At the same time, Ohio - along with many other states - has been facing budget shortfalls - here in the Buckeye state our state budget was grossly out of balance at the beginning of 2003.
All the while, as changes in our economic landscape took place over 50 years, our tax structure remained virtually unchanged.
In an attempt to help Ohio emerge from an economic slump, Governor Bob Taft instituted the Third Frontier program, an initiative designed to attract and nurture the growth of high tech jobs in Ohio.
That effort, however, took a setback when voters rejected his proposal to develop and recruit new higher paying, high tech jobs for Ohioans.
Still, Ohio's fiscal woes needed to be addressed, and so a commission was formed, composed of some of Ohio's best economic and business minds who spent the better part of a year studying projected state expenditures and taxation.
The commission concluded that Ohio needed tax reform and recommended that taxation be expanded to the service economy, reducing the business franchise tax for small and intermediate businesses.
The study commission also found that Ohio's business franchise tax is very high in comparison to other states, making the recruitment of out-of-state businesses, as well as the nurturing of new business, quite difficult.
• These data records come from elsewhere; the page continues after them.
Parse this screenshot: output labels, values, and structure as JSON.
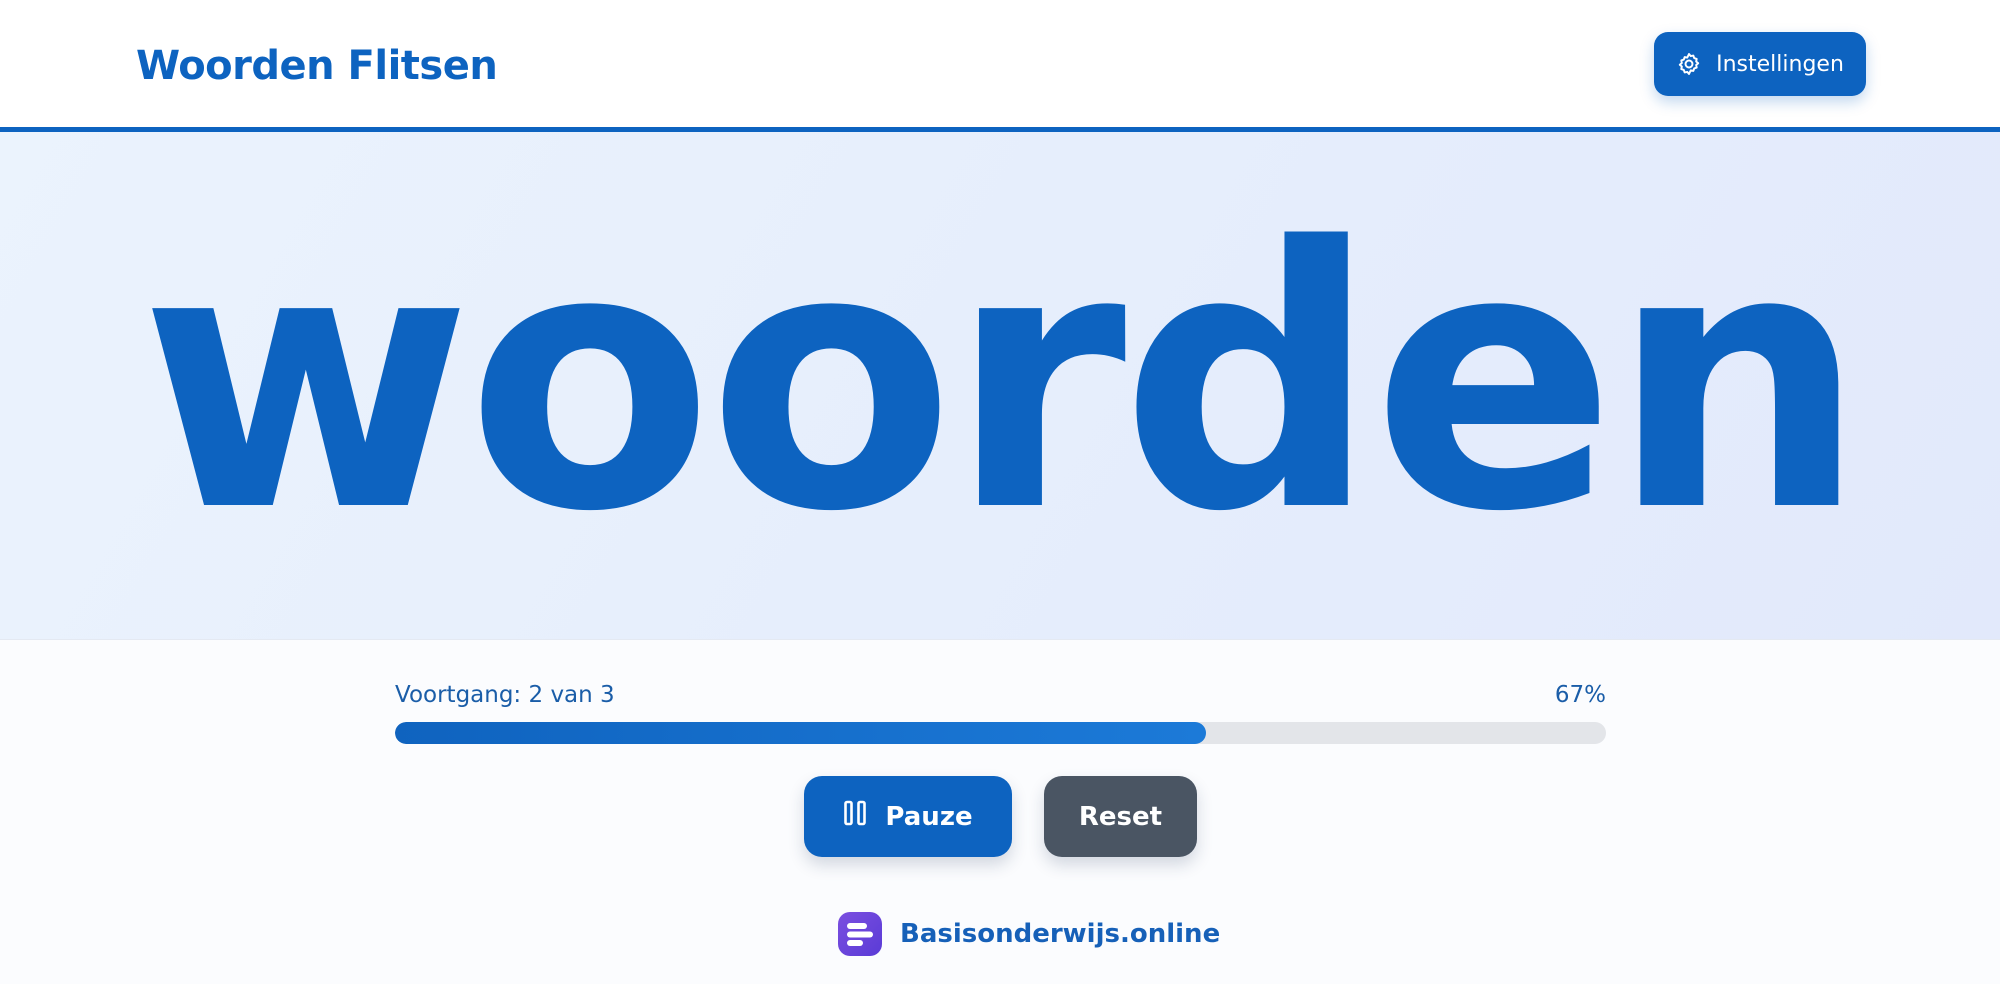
{
  "header": {
    "title": "Woorden Flitsen",
    "settings_label": "Instellingen",
    "settings_icon": "gear-icon"
  },
  "flash": {
    "word": "woorden"
  },
  "progress": {
    "label": "Voortgang: 2 van 3",
    "percent_text": "67%",
    "fraction": 0.67
  },
  "controls": {
    "pause_label": "Pauze",
    "pause_icon": "pause-icon",
    "reset_label": "Reset"
  },
  "brand": {
    "name": "Basisonderwijs.online",
    "logo_icon": "brand-logo-icon"
  },
  "colors": {
    "primary": "#0d63c0",
    "secondary_button": "#4a5563",
    "brand_logo": "#6a45db",
    "track": "#e3e5e9"
  }
}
The fact of the matter is that businesses create jobs and without them our economy remains stagnant and we struggle to compete with other states for jobs that are so desperately needed in Ohio.
The governor has proposed a sweeping change in taxation to the service economy with the hope of lowering the franchise tax.
Yet, as soon as this proposal was made public an outcry roared across the state.
Pressures mounted in many areas and one by one many of the proposals were dropped, leaving a very small percentage of revenue from the service economy.
This adventure with tax reform will, no doubt, continue to be a major challenge.
During the past year alone, tax reform has been rejected in the states of Virginia and Alabama.
The old senator from Louisiana, Russell Long, analyzed the problem years ago by saying, "Don't tax you; Don't tax me; Tax the man behind the tree."
My colleague, State Representative Sally Conway Kilbane, a Ph.D. in economics from the Cleveland area, is the Chairperson of the Ways and Means Committee here in the Ohio House.
She and her committee will continue to work toward modernizing a tax system that will encourage small businesses to develop and grow by spreading the tax burden and curb the loss of manufacturing jobs to other states and, for that matter, third world countries.
I will encourage and support these efforts to stimulate small business development, but I will support tax relief for individuals as well.
As previously mentioned, Ohio has shifted from a manufacturing-based to service-based economy.
Many Ohioans are now forced to try and make do with less.
These hard working citizens need and deserve tax relief as much as any business or corporation does.
I do not believe anyone making less than $20,000 a year should have to pay state income tax, and I will work in the coming months to ensure that the idea of tax relief for individuals with low incomes is not lost in the debate.
Rep. Clyde Evans can be reached by phone at (614) 466-1366 or by mail at 77 S. High St.,
11th floor, Columbus, Ohio 43215.